UCLA School of Law’s Veterans Legal Clinic and the National Association of Minority Veterans of America called Wednesday for an investigation into police practices and policies on Veterans Administration campuses that create barriers to providing necessary health care for veterans.
In an advisory, the organizations ask Congress and the VA to investigate alleged excessive force, bias, surveillance tactics and other problematic practices involving the U.S. Department of Veterans Affairs Police.
The advisory emphasizes that the COVID-19 pandemic exacerbates concerns for veterans’ health and safety and adds urgency to an already troubling situation involving people of color or homeless, mentally ill or otherwise vulnerable veterans who turn to the VA for help.
A message sent to the VA public affairs office seeking comment was not immediately answered.
Sunita Patel, director of the Veterans Legal Clinic, alleged that VA police lack transparency.
They “operate outside of public view” and are “less transparent and accountable to the public or communities they serve than other law enforcement agencies, even as they deal with an extremely vulnerable population,” Patel contends.
The Veterans Legal Clinic, which opened in 2017 on the West Los Angeles VA campus, provides direct legal representation and advice to veterans seeking assistance with VA benefits and other civil legal services. Founded in 1969, NAMVETS of America has chapters across the country and is committed to improving the lives of people who previously served in the U.S. armed forces.

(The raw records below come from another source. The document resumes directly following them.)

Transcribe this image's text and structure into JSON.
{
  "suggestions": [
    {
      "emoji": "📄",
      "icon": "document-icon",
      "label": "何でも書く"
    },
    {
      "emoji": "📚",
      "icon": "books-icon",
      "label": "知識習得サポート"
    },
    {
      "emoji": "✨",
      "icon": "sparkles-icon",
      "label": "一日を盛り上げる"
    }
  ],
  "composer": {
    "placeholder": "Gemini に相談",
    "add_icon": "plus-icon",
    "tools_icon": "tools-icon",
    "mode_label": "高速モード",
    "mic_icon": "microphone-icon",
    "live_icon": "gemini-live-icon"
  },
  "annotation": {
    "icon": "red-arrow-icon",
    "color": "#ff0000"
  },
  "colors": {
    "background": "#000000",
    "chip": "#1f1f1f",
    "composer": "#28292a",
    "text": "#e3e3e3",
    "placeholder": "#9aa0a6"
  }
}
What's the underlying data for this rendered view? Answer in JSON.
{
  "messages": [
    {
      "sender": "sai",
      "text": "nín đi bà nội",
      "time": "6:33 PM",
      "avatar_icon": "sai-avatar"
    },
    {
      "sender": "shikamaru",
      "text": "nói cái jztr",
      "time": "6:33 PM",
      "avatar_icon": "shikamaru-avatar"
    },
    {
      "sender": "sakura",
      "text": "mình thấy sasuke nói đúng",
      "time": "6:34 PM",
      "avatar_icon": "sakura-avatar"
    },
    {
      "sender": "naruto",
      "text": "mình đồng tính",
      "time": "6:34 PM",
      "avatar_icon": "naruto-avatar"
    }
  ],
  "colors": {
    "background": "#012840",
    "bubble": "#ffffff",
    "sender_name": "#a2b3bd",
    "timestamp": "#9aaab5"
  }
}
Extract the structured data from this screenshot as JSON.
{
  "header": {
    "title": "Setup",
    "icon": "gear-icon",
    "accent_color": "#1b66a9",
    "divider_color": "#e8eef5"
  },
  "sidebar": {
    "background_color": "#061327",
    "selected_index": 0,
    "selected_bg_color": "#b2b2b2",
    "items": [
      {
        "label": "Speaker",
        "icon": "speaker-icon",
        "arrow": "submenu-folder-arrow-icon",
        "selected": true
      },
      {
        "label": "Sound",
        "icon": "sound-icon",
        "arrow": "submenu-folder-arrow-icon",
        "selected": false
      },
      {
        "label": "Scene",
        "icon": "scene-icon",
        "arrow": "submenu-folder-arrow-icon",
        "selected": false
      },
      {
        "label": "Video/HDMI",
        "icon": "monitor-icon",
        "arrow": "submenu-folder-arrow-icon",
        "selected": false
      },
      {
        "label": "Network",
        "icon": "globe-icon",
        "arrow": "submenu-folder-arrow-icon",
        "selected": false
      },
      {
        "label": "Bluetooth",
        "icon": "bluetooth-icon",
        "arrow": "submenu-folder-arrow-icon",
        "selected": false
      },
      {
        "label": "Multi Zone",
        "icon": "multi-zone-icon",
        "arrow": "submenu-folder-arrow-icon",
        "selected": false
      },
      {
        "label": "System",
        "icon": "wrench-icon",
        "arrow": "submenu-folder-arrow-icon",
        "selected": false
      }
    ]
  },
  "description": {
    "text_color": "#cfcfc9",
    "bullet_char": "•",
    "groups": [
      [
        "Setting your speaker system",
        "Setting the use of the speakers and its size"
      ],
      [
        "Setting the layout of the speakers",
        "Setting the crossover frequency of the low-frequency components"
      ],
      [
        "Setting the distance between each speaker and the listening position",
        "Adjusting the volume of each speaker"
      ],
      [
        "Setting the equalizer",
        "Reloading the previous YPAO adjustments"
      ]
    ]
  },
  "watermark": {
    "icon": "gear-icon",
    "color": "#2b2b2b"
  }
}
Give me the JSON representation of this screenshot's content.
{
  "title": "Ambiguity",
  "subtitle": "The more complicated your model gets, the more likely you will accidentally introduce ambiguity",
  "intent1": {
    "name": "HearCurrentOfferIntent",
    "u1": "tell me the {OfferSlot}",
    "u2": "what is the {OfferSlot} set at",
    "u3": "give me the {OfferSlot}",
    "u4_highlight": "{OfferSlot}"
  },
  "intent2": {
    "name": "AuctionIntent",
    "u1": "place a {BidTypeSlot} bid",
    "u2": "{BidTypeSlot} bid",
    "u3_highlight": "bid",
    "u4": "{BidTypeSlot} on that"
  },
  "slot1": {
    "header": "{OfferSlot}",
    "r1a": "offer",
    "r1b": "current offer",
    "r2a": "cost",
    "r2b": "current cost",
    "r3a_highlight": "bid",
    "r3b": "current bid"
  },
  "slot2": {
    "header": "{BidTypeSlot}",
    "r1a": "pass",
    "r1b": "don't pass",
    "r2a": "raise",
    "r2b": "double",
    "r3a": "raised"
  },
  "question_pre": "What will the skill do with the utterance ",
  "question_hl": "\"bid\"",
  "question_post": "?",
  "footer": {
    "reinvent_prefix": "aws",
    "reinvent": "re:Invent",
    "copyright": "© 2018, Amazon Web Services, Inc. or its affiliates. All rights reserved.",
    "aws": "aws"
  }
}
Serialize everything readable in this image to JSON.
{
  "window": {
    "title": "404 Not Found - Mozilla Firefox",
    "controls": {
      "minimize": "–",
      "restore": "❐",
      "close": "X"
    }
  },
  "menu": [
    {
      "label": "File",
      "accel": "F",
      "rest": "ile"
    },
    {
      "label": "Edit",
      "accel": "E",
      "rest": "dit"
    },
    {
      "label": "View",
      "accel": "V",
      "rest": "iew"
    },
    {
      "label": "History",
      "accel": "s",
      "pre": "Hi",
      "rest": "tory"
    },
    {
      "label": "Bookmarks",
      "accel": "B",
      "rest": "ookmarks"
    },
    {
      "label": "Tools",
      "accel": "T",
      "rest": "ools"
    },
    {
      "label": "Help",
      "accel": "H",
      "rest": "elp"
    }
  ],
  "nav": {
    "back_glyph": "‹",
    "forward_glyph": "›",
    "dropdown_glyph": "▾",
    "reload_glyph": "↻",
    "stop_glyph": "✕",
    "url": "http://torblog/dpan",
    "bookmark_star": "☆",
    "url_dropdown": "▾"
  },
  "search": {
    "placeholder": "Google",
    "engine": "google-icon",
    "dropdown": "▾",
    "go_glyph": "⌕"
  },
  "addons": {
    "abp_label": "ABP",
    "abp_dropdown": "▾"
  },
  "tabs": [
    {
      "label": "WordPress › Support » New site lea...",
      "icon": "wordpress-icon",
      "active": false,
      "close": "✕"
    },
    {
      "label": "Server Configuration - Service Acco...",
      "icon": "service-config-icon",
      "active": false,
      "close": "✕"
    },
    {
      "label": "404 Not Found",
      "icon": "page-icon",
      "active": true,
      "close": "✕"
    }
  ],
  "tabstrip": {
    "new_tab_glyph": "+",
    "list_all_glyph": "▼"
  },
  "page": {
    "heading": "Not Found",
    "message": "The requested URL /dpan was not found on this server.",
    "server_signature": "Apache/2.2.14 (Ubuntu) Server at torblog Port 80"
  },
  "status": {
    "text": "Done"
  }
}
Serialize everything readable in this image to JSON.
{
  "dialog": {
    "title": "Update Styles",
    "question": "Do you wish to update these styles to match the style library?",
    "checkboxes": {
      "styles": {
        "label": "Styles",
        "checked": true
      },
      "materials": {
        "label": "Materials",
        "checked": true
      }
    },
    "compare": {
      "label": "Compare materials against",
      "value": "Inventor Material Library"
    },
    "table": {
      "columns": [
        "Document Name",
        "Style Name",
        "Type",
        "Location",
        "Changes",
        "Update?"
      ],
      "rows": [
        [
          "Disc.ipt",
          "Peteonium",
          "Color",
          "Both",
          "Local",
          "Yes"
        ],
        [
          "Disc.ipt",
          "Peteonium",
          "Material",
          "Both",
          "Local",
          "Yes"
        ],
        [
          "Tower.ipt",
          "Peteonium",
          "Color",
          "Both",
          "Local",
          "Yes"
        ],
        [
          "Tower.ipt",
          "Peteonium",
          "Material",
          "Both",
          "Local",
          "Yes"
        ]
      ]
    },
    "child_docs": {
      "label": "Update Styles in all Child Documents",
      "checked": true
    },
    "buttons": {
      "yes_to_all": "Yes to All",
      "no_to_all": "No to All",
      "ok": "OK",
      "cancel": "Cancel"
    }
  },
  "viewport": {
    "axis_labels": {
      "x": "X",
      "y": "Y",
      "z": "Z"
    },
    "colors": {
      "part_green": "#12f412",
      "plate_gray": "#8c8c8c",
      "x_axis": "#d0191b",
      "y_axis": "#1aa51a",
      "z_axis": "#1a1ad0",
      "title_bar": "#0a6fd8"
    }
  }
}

“Across the country, we hear from black and minority veterans who have had negative encounters with VA police,” said Horace Walker Jr., director of NAMVETS of America’s national veterans claims center. “VA grounds should be safe havens where veterans can get the support they need.”